» **Problem to solve**
Check each line of the data for "your" and select those that have it.

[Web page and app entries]
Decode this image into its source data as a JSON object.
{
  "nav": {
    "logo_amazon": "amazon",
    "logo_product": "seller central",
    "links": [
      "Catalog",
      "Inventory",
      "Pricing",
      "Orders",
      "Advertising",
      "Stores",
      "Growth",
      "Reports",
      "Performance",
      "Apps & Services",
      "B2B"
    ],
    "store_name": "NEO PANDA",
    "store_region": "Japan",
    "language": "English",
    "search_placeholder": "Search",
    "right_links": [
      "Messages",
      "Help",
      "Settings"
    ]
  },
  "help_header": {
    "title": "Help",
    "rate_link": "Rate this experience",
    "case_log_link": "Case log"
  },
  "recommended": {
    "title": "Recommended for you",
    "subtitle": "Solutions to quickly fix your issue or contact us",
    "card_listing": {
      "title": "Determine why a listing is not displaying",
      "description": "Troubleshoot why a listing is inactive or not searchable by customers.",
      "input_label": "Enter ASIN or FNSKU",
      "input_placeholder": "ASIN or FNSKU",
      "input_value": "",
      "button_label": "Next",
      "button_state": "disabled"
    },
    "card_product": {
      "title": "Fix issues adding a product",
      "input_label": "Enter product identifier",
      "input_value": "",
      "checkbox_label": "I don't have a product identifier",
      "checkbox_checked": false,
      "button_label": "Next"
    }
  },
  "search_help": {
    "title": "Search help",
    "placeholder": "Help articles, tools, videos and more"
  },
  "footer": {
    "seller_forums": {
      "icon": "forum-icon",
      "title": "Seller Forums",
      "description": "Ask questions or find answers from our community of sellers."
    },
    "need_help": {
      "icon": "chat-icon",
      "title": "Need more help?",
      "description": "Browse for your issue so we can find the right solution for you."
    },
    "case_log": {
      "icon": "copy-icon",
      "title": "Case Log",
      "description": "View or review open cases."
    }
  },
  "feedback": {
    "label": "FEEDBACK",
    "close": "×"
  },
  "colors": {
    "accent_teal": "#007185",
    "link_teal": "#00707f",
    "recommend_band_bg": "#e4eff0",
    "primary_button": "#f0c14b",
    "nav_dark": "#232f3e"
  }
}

» **Reply**
    "subtitle": "Solutions to quickly fix your issue or contact us",
      "description": "Browse for your issue so we can find the right solution for you."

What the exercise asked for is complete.